The NYTimes on Saturday had an interesting article by A.O. Scott about how the moviegoing experience is affecting children. He compares the age groups:
whereas older viewers prefer theater going, younger people accept film in any form – from ipod to imax. They’re going without an obvious preference. This, Scott feels, is affecting the attitude these children are bringing to the future of exhibition, and he’s taking active steps to educate his kids in seeing older films in theaters.
I, personally, feel that there’s a larger, more subjective problem, and I’m sure I wrote about it before (and will do again.) No room is being left to the imagination – for children or adults – on most of the films being made today. Every minor plot point is being detailed to the fullest. Nothing is left to audiences to get for themselves. Meticulous detail is often repeated endlessly to make sure we get it. In doing this, all the grace and wonder is taken out of most films, and children are being taught to not think for themselves.
On the simplest level, last year’s film Barnyard had those udders on the males because it was afraid that children wouldn’t understand that they were still “cows.” I have no doubt that the director wasn’t expecting people to laugh at this, he just didn’t trust his audience to understand that a “bull” is also a “cow”. (Surely, Chuck Jones used this very notion – the difference between a bull and a cow – for a few jokes along the way.)

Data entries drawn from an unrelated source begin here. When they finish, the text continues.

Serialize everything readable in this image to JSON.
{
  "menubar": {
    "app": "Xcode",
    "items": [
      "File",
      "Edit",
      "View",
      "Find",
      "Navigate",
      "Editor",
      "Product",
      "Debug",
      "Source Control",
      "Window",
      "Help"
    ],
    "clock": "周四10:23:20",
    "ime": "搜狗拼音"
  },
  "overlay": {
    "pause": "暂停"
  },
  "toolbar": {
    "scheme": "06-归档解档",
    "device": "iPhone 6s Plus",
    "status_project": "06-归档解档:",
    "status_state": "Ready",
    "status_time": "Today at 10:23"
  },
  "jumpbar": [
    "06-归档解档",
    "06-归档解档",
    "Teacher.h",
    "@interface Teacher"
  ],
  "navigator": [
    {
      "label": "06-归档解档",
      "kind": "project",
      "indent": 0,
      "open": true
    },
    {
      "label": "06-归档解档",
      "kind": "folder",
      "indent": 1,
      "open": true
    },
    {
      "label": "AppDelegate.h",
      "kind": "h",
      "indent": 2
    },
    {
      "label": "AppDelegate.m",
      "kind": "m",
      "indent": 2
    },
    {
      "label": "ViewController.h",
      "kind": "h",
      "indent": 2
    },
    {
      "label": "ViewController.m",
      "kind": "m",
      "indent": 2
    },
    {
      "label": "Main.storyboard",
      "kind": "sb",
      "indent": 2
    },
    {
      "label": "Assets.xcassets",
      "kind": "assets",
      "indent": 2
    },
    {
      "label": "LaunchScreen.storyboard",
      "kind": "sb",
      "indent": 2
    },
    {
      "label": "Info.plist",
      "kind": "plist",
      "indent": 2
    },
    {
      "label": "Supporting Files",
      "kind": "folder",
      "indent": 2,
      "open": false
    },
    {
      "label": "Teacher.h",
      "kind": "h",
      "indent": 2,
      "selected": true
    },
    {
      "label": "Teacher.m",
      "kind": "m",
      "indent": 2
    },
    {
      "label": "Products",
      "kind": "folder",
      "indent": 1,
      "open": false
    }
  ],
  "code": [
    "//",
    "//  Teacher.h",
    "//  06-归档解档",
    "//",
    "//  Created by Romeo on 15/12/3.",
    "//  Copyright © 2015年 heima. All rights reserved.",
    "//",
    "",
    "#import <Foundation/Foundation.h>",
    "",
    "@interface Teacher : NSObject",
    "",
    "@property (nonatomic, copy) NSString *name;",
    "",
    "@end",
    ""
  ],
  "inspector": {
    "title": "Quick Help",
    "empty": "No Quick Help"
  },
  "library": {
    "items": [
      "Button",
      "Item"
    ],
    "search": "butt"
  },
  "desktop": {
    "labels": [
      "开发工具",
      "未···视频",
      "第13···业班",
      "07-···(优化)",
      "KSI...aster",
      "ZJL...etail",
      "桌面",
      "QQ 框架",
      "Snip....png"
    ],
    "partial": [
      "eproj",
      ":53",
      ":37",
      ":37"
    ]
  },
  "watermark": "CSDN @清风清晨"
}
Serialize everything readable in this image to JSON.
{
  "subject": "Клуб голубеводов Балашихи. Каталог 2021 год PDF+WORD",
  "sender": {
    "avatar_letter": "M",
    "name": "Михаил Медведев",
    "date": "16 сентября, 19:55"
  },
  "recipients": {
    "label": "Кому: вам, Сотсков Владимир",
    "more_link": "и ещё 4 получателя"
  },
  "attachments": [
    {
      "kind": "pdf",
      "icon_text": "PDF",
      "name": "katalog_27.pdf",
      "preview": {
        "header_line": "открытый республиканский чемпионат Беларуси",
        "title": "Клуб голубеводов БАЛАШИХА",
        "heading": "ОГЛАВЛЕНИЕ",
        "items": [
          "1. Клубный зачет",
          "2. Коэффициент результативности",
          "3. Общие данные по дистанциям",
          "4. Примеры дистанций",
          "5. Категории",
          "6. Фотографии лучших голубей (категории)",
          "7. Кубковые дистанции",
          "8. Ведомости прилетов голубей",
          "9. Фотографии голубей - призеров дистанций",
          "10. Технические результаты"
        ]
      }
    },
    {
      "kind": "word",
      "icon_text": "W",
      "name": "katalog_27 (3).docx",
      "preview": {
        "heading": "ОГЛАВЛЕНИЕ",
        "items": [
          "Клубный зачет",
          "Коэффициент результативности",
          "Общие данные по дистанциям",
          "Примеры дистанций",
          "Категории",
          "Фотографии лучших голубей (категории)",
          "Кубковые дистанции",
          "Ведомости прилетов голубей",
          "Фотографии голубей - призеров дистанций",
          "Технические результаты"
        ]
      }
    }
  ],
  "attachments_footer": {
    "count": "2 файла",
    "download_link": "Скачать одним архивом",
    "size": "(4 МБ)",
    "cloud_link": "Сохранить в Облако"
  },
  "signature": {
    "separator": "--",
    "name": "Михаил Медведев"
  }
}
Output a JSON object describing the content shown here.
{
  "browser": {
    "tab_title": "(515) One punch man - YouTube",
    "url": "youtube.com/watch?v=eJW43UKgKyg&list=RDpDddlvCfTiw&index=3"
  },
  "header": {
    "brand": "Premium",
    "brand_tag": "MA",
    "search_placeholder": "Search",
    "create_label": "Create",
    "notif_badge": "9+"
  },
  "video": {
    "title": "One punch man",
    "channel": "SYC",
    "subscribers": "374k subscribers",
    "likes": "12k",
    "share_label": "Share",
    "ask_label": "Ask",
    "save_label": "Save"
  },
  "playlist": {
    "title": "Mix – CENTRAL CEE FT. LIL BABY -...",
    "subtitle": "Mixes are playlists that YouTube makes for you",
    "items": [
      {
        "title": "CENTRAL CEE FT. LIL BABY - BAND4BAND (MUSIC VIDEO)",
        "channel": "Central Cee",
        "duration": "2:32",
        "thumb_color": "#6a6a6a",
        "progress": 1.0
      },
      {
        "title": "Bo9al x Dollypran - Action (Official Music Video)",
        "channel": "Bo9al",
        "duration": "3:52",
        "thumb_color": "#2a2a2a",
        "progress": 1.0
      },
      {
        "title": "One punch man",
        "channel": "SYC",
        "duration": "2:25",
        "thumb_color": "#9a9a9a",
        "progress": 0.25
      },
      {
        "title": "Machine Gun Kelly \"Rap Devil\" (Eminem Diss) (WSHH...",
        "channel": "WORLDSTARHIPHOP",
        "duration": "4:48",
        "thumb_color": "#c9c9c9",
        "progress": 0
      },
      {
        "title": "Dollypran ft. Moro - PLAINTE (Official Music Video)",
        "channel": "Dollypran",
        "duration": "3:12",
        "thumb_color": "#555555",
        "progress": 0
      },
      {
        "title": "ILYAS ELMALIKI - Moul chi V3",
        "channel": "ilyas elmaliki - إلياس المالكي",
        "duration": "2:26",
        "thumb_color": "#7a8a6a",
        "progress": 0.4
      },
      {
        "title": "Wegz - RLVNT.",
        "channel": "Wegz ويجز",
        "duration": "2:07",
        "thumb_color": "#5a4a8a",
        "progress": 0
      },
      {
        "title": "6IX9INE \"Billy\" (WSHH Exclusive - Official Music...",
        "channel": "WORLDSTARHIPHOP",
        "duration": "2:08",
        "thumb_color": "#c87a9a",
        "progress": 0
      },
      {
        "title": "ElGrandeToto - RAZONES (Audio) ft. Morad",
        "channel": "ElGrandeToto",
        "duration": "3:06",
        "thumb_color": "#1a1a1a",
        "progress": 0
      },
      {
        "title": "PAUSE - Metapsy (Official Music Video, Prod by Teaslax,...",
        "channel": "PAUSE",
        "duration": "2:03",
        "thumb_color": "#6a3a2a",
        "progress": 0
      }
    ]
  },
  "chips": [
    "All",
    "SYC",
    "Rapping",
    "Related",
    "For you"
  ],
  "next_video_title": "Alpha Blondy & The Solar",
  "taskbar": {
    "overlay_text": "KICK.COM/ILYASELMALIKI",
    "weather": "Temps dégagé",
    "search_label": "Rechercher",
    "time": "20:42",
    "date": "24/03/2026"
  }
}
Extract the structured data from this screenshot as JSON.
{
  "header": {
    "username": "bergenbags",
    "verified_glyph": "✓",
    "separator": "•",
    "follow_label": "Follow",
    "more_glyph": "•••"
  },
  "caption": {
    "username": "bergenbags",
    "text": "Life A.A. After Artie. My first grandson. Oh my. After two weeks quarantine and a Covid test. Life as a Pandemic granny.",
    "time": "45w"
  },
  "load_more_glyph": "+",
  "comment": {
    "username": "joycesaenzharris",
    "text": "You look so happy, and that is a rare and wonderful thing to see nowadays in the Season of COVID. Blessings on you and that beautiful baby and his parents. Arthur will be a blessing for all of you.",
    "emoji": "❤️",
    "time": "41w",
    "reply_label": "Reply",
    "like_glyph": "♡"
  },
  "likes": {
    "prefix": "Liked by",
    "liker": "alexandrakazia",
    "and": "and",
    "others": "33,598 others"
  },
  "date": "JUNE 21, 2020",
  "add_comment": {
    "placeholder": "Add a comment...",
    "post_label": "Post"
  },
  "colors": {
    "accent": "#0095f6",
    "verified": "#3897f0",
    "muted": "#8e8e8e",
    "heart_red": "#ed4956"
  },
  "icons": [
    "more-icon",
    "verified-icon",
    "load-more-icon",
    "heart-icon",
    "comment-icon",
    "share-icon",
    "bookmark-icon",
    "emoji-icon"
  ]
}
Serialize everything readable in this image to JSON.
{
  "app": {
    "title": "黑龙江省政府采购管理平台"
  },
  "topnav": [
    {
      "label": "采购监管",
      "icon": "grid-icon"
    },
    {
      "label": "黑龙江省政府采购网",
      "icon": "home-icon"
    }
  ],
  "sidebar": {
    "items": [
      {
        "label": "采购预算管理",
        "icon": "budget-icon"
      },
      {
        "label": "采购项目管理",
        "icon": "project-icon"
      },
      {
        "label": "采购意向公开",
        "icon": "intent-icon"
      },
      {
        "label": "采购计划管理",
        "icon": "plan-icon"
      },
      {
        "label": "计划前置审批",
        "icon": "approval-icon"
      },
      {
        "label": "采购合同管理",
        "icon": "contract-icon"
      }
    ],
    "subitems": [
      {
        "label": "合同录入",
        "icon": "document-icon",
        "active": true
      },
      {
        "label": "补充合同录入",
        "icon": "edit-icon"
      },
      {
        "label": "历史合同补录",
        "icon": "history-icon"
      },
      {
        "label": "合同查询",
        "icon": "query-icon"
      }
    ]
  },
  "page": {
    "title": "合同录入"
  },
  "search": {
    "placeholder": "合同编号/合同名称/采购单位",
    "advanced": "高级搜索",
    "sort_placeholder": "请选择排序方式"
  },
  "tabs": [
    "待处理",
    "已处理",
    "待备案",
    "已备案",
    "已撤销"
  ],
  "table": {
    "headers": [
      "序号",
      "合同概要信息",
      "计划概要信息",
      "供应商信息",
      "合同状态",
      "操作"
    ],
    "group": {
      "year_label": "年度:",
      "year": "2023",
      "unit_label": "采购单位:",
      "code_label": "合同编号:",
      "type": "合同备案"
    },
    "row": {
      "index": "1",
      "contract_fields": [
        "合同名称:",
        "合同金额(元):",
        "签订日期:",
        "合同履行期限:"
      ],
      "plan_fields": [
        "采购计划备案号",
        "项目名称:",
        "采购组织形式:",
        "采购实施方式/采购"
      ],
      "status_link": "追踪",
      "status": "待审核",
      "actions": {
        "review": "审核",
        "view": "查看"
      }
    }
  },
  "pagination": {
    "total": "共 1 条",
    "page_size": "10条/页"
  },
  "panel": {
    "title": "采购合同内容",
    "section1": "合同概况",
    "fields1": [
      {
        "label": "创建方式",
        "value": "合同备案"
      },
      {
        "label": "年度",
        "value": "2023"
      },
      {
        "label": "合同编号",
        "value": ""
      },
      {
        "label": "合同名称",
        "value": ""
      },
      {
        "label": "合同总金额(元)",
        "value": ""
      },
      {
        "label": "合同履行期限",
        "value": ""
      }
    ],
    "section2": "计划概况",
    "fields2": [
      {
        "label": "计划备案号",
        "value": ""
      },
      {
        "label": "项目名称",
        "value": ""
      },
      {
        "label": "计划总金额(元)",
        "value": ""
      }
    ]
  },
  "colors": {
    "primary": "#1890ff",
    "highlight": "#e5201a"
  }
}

I think this simplification and overt dumbing down applies to most of last year’s animated features. Yet, there have been a few good ones in the recent past.
Miyazaki, of course, is a genius. He empowers you to develop the characters and the story along with him. The use of spirituality gives the films a depth lacking in most other films. (I’m not just talking animation here.) Spirited Away and Princess Mononoke take two very different paths, yet both instill a dignity in the characters and the society in which they live.
It’s really what separated The Incredibles and Iron Giant from the rest of the pack, and we can only hope Brad Bird will do the same on Ratatouille. It’s what made Chicken Run and Wallace and Gromit fine.
Just the backgrounds for The Triplettes de Belleville allowed us to roam through the inner lives of the characters. The soundtrack, the lack of endless dialogue, the entire presentation was the plus for that film.
The films include:
Bunny – Chris Wedge
The Dentist – Signe Bauman
Guide Dog - Bill Plympton
Jimmy The “C” – Jimmy Picker
The Man Who Walked Between The Towers – Michael Sporn
One Rat Short – Alex Wail (Charlex)
Puppet – Pat Smith
Sita - Nina Paley
Oscar winners, contenders, and some on this year’s shortlist. It’ll be a good screeing with all filmmakers in attendance to answer questions.
Of course I’m promoting my picture.
Eastman Kodak Company
360 W. 31st Street (between 8th & 9th)
Use 9th Avenue Elevators
RSVP: By calling 1.800.863.5787
It’s suggested you RSVP ASAP since the seats are limited. There will also be refreshments.